Below are the records; repeat them in full, exactly.

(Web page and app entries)
****************
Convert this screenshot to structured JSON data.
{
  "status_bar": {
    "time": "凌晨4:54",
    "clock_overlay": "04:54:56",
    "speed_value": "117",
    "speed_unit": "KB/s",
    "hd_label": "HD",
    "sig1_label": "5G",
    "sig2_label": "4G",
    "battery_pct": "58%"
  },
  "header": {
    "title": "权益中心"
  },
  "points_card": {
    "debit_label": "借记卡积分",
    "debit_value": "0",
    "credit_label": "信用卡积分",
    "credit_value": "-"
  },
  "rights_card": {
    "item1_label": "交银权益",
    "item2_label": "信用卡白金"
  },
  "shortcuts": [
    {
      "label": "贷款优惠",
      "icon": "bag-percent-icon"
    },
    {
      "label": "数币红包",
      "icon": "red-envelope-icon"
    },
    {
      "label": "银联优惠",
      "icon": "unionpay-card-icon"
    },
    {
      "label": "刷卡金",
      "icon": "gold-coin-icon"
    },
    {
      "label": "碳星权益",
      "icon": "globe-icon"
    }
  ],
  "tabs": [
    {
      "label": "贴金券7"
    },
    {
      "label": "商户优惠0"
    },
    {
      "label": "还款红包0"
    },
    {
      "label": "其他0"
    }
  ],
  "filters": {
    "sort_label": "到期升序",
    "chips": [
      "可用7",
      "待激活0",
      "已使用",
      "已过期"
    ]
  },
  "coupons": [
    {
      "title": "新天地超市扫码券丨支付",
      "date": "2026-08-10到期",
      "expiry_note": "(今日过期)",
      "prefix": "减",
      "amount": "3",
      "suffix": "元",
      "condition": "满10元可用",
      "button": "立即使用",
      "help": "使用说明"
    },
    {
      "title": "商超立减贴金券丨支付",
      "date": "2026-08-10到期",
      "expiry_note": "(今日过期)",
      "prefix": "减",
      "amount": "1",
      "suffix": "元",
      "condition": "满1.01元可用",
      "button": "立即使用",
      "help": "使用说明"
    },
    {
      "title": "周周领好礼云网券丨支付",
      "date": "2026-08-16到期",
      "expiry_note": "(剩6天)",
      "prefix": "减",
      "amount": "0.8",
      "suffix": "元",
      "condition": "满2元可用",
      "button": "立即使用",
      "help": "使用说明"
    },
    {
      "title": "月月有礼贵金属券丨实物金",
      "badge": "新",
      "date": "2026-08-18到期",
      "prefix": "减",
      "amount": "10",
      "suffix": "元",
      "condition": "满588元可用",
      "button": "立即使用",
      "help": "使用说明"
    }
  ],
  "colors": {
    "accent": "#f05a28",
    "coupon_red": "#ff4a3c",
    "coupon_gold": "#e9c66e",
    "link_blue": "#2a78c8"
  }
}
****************
> [Task output]
Convert this screenshot to structured JSON data.
{
  "status_bar": {
    "time": "凌晨4:54",
    "clock_overlay": "04:54:56",
    "speed_value": "117",
    "speed_unit": "KB/s",
    "hd_label": "HD",
    "sig1_label": "5G",
    "sig2_label": "4G",
    "battery_pct": "58%"
  },
  "header": {
    "title": "权益中心"
  },
  "points_card": {
    "debit_label": "借记卡积分",
    "debit_value": "0",
    "credit_label": "信用卡积分",
    "credit_value": "-"
  },
  "rights_card": {
    "item1_label": "交银权益",
    "item2_label": "信用卡白金"
  },
  "shortcuts": [
    {
      "label": "贷款优惠",
      "icon": "bag-percent-icon"
    },
    {
      "label": "数币红包",
      "icon": "red-envelope-icon"
    },
    {
      "label": "银联优惠",
      "icon": "unionpay-card-icon"
    },
    {
      "label": "刷卡金",
      "icon": "gold-coin-icon"
    },
    {
      "label": "碳星权益",
      "icon": "globe-icon"
    }
  ],
  "tabs": [
    {
      "label": "贴金券7"
    },
    {
      "label": "商户优惠0"
    },
    {
      "label": "还款红包0"
    },
    {
      "label": "其他0"
    }
  ],
  "filters": {
    "sort_label": "到期升序",
    "chips": [
      "可用7",
      "待激活0",
      "已使用",
      "已过期"
    ]
  },
  "coupons": [
    {
      "title": "新天地超市扫码券丨支付",
      "date": "2026-08-10到期",
      "expiry_note": "(今日过期)",
      "prefix": "减",
      "amount": "3",
      "suffix": "元",
      "condition": "满10元可用",
      "button": "立即使用",
      "help": "使用说明"
    },
    {
      "title": "商超立减贴金券丨支付",
      "date": "2026-08-10到期",
      "expiry_note": "(今日过期)",
      "prefix": "减",
      "amount": "1",
      "suffix": "元",
      "condition": "满1.01元可用",
      "button": "立即使用",
      "help": "使用说明"
    },
    {
      "title": "周周领好礼云网券丨支付",
      "date": "2026-08-16到期",
      "expiry_note": "(剩6天)",
      "prefix": "减",
      "amount": "0.8",
      "suffix": "元",
      "condition": "满2元可用",
      "button": "立即使用",
      "help": "使用说明"
    },
    {
      "title": "月月有礼贵金属券丨实物金",
      "badge": "新",
      "date": "2026-08-18到期",
      "prefix": "减",
      "amount": "10",
      "suffix": "元",
      "condition": "满588元可用",
      "button": "立即使用",
      "help": "使用说明"
    }
  ],
  "colors": {
    "accent": "#f05a28",
    "coupon_red": "#ff4a3c",
    "coupon_gold": "#e9c66e",
    "link_blue": "#2a78c8"
  }
}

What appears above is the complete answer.